A week ago I'd planned on a political post but I got sidetracked with a rant about early onset Christmas caroling. A couple of you asked about that story.
Back in the late '90s the Crabby family was living in Minnesota, with SSSal working for the worldwide leader in transport refrigeration. The company was set up much like the automobile industry with manufacturing taking place in centralized locations and sales and installation being the responsibility of individual franchisees. SSSal's position required her to meet with individual franchisees from time to time.
At the time, Minnesota was going through a period of political upheaval. Well not upheaval actually, more like raging indifference. A governor's campaign was in full swing; the electorate was demanding, well suggesting anyway, "change".
Their prayers were to be answered. From the prairie rose a candidate unlike any before him. Actor, athlete, Navy Seal, professional wrestler: Jesse "The Body" Ventura. With a combination on unapologetic straight talk and a take-no-prisoners attitude, Ventura would engineer a grass roots victory that in today's world of sterilized and sanitized candidates is incomprehensible.
Minnesotans were giddy and a bit bemused. Not only had they "shocked the world", they could now proudly display their "My Governor Can Beat Up Your Governor" bumper stickers.
Right after the election, SSSal was visiting a franchisee in the deep south. The original owner was a gentleman well into his 90's. His sons had taken over the business, but he always insisted on having lunch with anyone who visited from headquarters.
He sat next to SSSal during the meal and besides introducing himself, said little. During a lull in the conversation, her turned to her and asked if she was from Minnesota. "Yes, yes I am", she said. He said nothing for a few moments, then looked up at her and matter-of-factly said, "Y'all got a wrassla for a guvna." He turned back to his dessert and didn't say another word all day.
Some candidates are polished to a high sheen, others are more gristle and bone. Here's a recipe for all you "wrasslin' guvnas". Enjoy...
Beef Short Ribs in Chipotle & Green Chile Sauce
from Bon Apetit, January 2003
1 teaspoon kosher salt
1 teaspoon freshly ground black pepper
1 teaspoon ground cumin
1 teaspoon chili powder
1/2 teaspoon ground coriander
5 pounds, meaty beef short ribs (Rule of Thumb: 1 Pound short ribs/person)
Mix the first five ingredients in a large bowl. Massage rub into both sides of the ribs.
Cover and refrigerate for at least 1 hour and preferably overnight.
Beef Ribs Recipe
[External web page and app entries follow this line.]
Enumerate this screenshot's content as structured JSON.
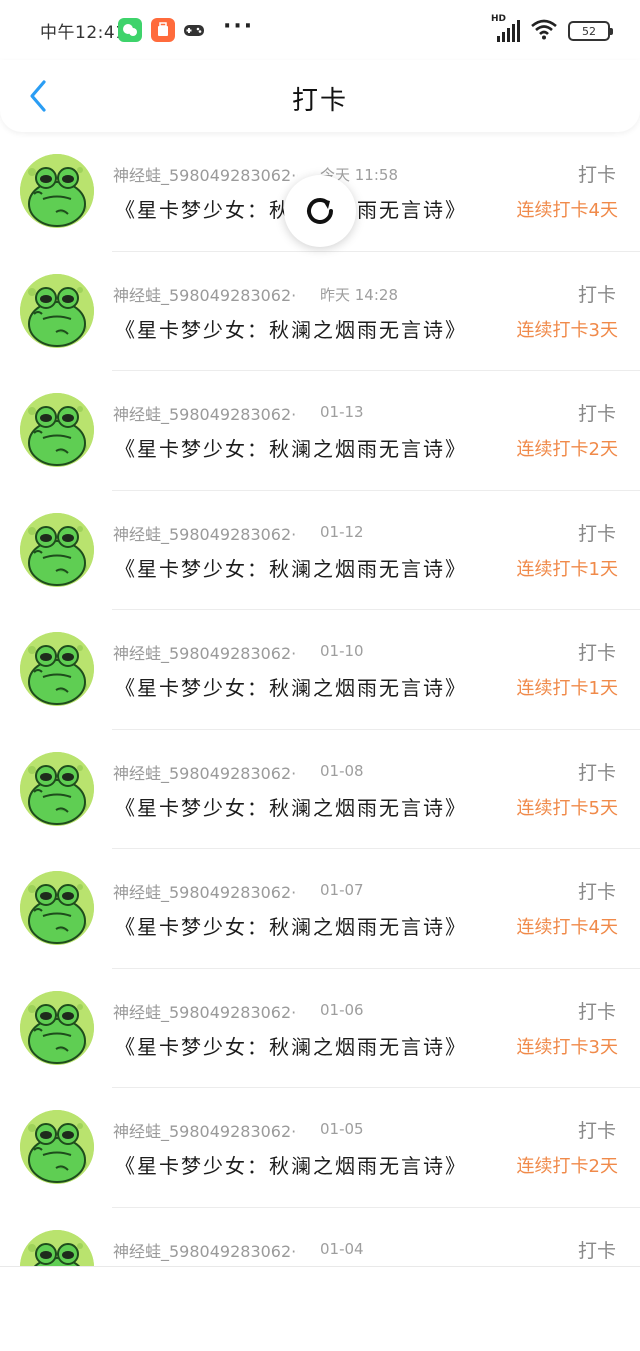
{
  "status_bar": {
    "time": "中午12:41",
    "more": "···",
    "network": "HD",
    "battery": "52"
  },
  "nav": {
    "title": "打卡"
  },
  "colors": {
    "accent_blue": "#2a9df4",
    "streak_orange": "#f08a4a",
    "frog_green": "#5fce53"
  },
  "checkins": [
    {
      "user": "神经蛙_598049283062···",
      "date": "今天 11:58",
      "action": "打卡",
      "book": "《星卡梦少女：秋澜之烟雨无言诗》",
      "streak": "连续打卡4天"
    },
    {
      "user": "神经蛙_598049283062···",
      "date": "昨天 14:28",
      "action": "打卡",
      "book": "《星卡梦少女：秋澜之烟雨无言诗》",
      "streak": "连续打卡3天"
    },
    {
      "user": "神经蛙_598049283062···",
      "date": "01-13",
      "action": "打卡",
      "book": "《星卡梦少女：秋澜之烟雨无言诗》",
      "streak": "连续打卡2天"
    },
    {
      "user": "神经蛙_598049283062···",
      "date": "01-12",
      "action": "打卡",
      "book": "《星卡梦少女：秋澜之烟雨无言诗》",
      "streak": "连续打卡1天"
    },
    {
      "user": "神经蛙_598049283062···",
      "date": "01-10",
      "action": "打卡",
      "book": "《星卡梦少女：秋澜之烟雨无言诗》",
      "streak": "连续打卡1天"
    },
    {
      "user": "神经蛙_598049283062···",
      "date": "01-08",
      "action": "打卡",
      "book": "《星卡梦少女：秋澜之烟雨无言诗》",
      "streak": "连续打卡5天"
    },
    {
      "user": "神经蛙_598049283062···",
      "date": "01-07",
      "action": "打卡",
      "book": "《星卡梦少女：秋澜之烟雨无言诗》",
      "streak": "连续打卡4天"
    },
    {
      "user": "神经蛙_598049283062···",
      "date": "01-06",
      "action": "打卡",
      "book": "《星卡梦少女：秋澜之烟雨无言诗》",
      "streak": "连续打卡3天"
    },
    {
      "user": "神经蛙_598049283062···",
      "date": "01-05",
      "action": "打卡",
      "book": "《星卡梦少女：秋澜之烟雨无言诗》",
      "streak": "连续打卡2天"
    },
    {
      "user": "神经蛙_598049283062···",
      "date": "01-04",
      "action": "打卡",
      "book": "",
      "streak": ""
    }
  ],
  "icons": {
    "back": "chevron-left-icon",
    "refresh": "refresh-icon",
    "avatar": "frog-avatar"
  }
}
2 TBSP Olive Oil
1 1/2 cups chopped yellow onion
6 large garlic cloves, minced
28 ounces low sodium chicken broth
1 cup drained canned diced tomatoes
1/4 cup lime juice
1/1/2 TBSP chopped canned chipotle chilies
3 large fresh Anaheim chilies, stemmed seeded & cut into 1/4 " rings
Chopped fresh cilantro for garnish
Preheat oven to 350 degrees. Over medium-high heat, heat olive oil in a dutch oven or other large ovenproof pot.
Working in batches, making sure not to crowd the pot, brown ribs on all sides, about 5 - 7 minutes per batch.
When all the ribs have been browned, transfer them to a plate. Reduce heat to medium and add onions and garlic, cover and cook until onion is soft, stirring occasionally, about 5 minutes.
Add broth and bring to a boil, scraping up any brown bits in the bottom of the pot.
Add tomatoes, lime juice and chipotle chilies (Note: If you like your meals on the mild side, drop the amount of chilies to a 1/2 tablespoon).
Return ribs to pot, meaty side down. Arrange the ribs in a single layer. Bring the mixture to a boil; cover and transfer the pot to your oven. Cook ribs for 1 1/2 hours.
After 90 minutes, remove ribs from oven; using oven mitts, tilt the pot so you can spoon off accumulated fat, (Note: Short ribs are fatty, there will be a fair amount of fat floating on the surface. I use a ball baster to suck up as much fat as I deem reasonable. There will be some fat left in the pot!).
Place pot over medium heat and simmer uncovered for 20 minutes or until the sauce coats the back of a spoon, (Note: I have made this recipe a few times. Sometimes nearly all the liquid boils away in the oven and I add more broth on the stove top. Sometimes the vegetables don't quite disintegrate and I use a stick blender to make a rough "rustic" sauce. Learn to improvise).
When the sauce reaches your desired consistency, add the Anaheim Chile rings and simmer an additional 10 minutes, or until the rings soften.
Serve in large bowls, garnish with chopped cilantro and a lime wedge. You can serve this meal with warm crusty bread, garlic mashed potatoes, or my celery root brandade. WWBob suggests an Australian Shiraz, you want a lot of fruit to complement the spiciness.
OK crablings, another inexpensive but flavorful meal to add to your arsenal. I can hear the thundering feather beats of Thanksgiving approaching. Next time I'll post the Crabby household stuffing recipe. Until then, remember, you can do it, you can cook.